Infections can lead to neuropathy, which might cause muscle weakness, paralysis, and problems with thinking. They can also mess with your body’s automatic functions like heart rate and digestion. It’s important to catch and treat these infections early to avoid serious problems.
To identify nerve damage due to infection, doctors take the necessary steps to correctly diagnose and treat the nerve damage.
Catching infectious neuropathies early is important for good patient results. Doctors search for signs like intense pain, limb weakness, or numbness to spot infections. People with diabetes or weak immune systems need frequent check-ups to find issues sooner. If symptoms show up, seeing a doctor right away is crucial.
To diagnose infectious neuropathies, several tests are used:
These tests help doctors find out what causes neuropathy.
Imaging studies, like MRI scans, also play a role. They assess how much nerve damage there is. Getting tested promptly ensures timely treatment and better recovery chances.
Some infectious neuropathies target nerves on purpose, while others do so indirectly. If not treated, they can cause permanent harm. Recognizing these conditions early is crucial for effective treatment and recovery.
Infections from bacteria such as leprosy and diphtheria can damage nerves, causing skin issues, numbness, or weak muscles. While some people recover with treatment, others may suffer lasting harm. Treating these infections is hard because some bacteria are not killed by antibiotics.
Viruses like HIV and herpes can damage nerves, resulting in conditions like HIV-related neuropathy and shingles pain. This nerve damage is tougher to treat than damage from bacteria. While antiviral medications can help, they might not fix the issue completely. However, vaccines can prevent some of these viral nerve conditions.
Parasites like Trypanosoma cruzi can affect nerves too, leading to Chagas disease, which causes heart issues over time. Global travel increases the risk of contracting such parasitic infections. Treatments for these are very specific and differ significantly from those for other infectious agents.
The treatment options for infectious neuropathy include:
For bacterial neuropathies, doctors prescribe antibiotics based on the infecting bacteria. Patients need to stick to their treatment to prevent their condition from getting worse.
Doctors monitor patients for side effects and check if the antibiotics work. If there’s no improvement, different medicines might be used.
When viruses cause neuropathies, antiviral drugs can help manage nerve damage. Early use of these drugs is important for better outcomes.
However, long-term antiviral therapy might have implications for patient health that need consideration. Regular doctor visits are essential to adjust treatments as needed.
Neuropathies can lead to secondary issues like mobility loss or further infections. A proactive approach is vital here.
Patients may benefit from:
A multidisciplinary team helps address these varied needs effectively and should be part of any comprehensive treatment plan.
To avoid painful nerve diseases, it’s important to:
Taking care of your health problems, like diabetes, can lower your chances of getting neuropathy by keeping your blood sugar levels in check.

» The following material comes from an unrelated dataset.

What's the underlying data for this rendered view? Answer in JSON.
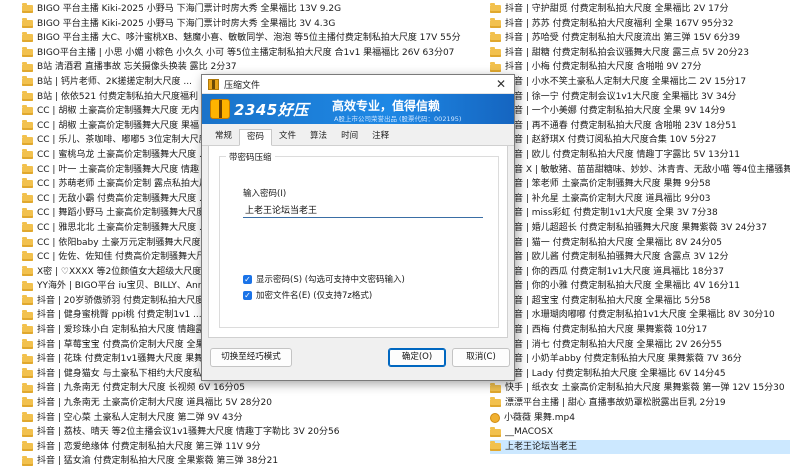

Everyone needs a care plan based on their health.
Doctors from different fields should team up to make sure patients get the right treatment for them, which helps avoid nerve damage and other issues.
Infectious neuropathies involve a tricky interaction between germs and our nerves, causing various symptoms and making diagnosis hard. It’s crucial to act fast in treatment to avoid lasting damage.
Doctors need to watch for these infections and use thorough tests to spot them correctly. If you’re feeling sick, seek medical help fast. Learning and taking steps to prevent illness can reduce its effects. For details, contact us at Momentum Medical.
Infections can damage nerve tissues directly through invasion or indirectly via immune-mediated mechanisms.
Common agents include certain bacteria (like Lyme disease), viruses (such as HIV), and fungi.
Preventive measures involve vaccination where available, hygiene practices, and prompt treatment of infections.